In seeking to strike a new balance between the Executive and Parliament, most of our initial attention must be focused on our deficiencies in respect of parliamentary oversight and Executive accountability. The rag-bag of statutes, powers and conventions that make up what passes for a British constitution gives plenty of scope for unaccountable Executive authority. The very notion of the royal prerogatives, dating from the mists of time, creates an air of mystery, but beneath the colourful, confusing veneer, many of those prerogatives have morphed into modern-day instruments of raw Executive power. Many outside this place find it staggering that the Prime Minister alone can take the decision to enter into armed conflict. The Cabinet's role is not formalised, never mind Parliament's. Although politically it would be hard to ignore a vote in the Chamber that had gone against the Government, there is no explicit constitutional bar on the Prime Minister of the day doing just that. That must change, too.
The way in which government is conducted must also change. As I said before, we have not yet had a full inquiry into the disastrous decision-making processes that led to our participation in the Iraq conflict, but through the Hutton and Butler reports and the work of right hon. and hon. Members on the Committees of the House, we have had a glimpse of the informal and ill-judged way in which the Prime Minister took us to war. Certainly, we have learned more than enough for Parliament to demand more.

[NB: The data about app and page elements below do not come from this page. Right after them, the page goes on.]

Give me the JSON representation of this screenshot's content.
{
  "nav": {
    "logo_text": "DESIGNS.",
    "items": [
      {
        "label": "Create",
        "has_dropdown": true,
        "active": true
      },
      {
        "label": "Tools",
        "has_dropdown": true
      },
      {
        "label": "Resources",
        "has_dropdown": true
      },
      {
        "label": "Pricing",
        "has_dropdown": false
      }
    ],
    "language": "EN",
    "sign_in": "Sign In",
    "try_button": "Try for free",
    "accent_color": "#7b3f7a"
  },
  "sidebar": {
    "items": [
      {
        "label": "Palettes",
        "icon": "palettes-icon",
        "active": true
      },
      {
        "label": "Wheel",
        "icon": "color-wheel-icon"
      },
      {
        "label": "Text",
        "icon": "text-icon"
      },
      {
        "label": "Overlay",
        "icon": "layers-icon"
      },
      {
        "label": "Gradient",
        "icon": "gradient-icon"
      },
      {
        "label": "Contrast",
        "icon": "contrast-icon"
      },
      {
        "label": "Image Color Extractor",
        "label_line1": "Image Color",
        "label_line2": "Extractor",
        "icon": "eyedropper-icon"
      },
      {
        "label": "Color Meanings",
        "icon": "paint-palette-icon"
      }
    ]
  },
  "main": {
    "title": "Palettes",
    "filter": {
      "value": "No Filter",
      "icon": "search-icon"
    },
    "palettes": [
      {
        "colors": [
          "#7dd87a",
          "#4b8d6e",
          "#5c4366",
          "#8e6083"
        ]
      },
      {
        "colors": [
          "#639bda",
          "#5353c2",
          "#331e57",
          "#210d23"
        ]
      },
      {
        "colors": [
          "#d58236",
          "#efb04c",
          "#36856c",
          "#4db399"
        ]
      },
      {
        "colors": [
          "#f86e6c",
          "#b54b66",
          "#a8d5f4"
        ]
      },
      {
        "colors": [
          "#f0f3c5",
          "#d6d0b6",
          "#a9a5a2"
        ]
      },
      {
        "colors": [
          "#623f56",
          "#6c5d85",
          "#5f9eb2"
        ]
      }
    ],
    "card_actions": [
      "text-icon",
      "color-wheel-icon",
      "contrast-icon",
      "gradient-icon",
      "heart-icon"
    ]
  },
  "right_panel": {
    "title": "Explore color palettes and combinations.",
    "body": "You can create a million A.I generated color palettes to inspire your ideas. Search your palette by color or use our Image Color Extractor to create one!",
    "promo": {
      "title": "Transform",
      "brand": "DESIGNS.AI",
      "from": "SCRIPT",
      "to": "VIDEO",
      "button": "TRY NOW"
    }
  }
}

We start from a position that may be slightly different from that of earlier speakers. On matters of such significance, we should have legislation, rather than simply tweaking Standing Orders. That is why we supported the private Member's Bill in the past. All of us must be prepared to discuss these matters when the Government's proposals are submitted for consultation. In the private Member's Bill that was debated 18 months ago, there were sensible proposals that provided a proper starting point for that debate. I hope that the Leader of the House will examine those proposals closely as he considers what to bring forward.
The House will not have moved the game on unless any vote that we are asked to take is based on the kind of report envisaged by the right hon. Member for Birmingham, Ladywood and many others, which sets out the reasons for the proposed action and the legal authority for it—more like the 13-page opinion from the Attorney-General on
We must look at how that scrutiny is maintained appropriately once the conflict has begun, and later when it has finished. If we are to consider new ways in which the Executive explains its reasons for and seeks support for military action, surely we must also find new ways of scrutinising events afterwards. Positions on this have changed and hardened in the light of the Iraq experience, with the Conservatives now also committed to an inquiry, at an appropriate time, into what happened.
A great deal of political energy has been expended on the demands for and rejections of inquiries. Without constraining the Committees of the House in the work that they undertake, we ought to have a clearer system of review which, at the right moment, allows proper investigation of the background to conflicts and our involvement in them. Governments can no longer expect Members of the House or members of the public to accept anything at face value. After Iraq, who will?
During the Second Reading debate on the private Member's Bill, a range of voices were raised in opposition to it. Legitimate issues were highlighted but, sadly, the clear objective for many on the day was to see the Bill killed off. That it was not even allowed to progress into Committee when ample opportunity was given makes that clear beyond doubt.
Whatever the reasons, we on the Liberal Democrat Benches welcome the fact that the political winds have changed direction. We must quickly return to all the detailed issues at the heart of this debate. Our priority must now be for Parliament to be put at the centre of decision-making and scrutiny, where it belongs.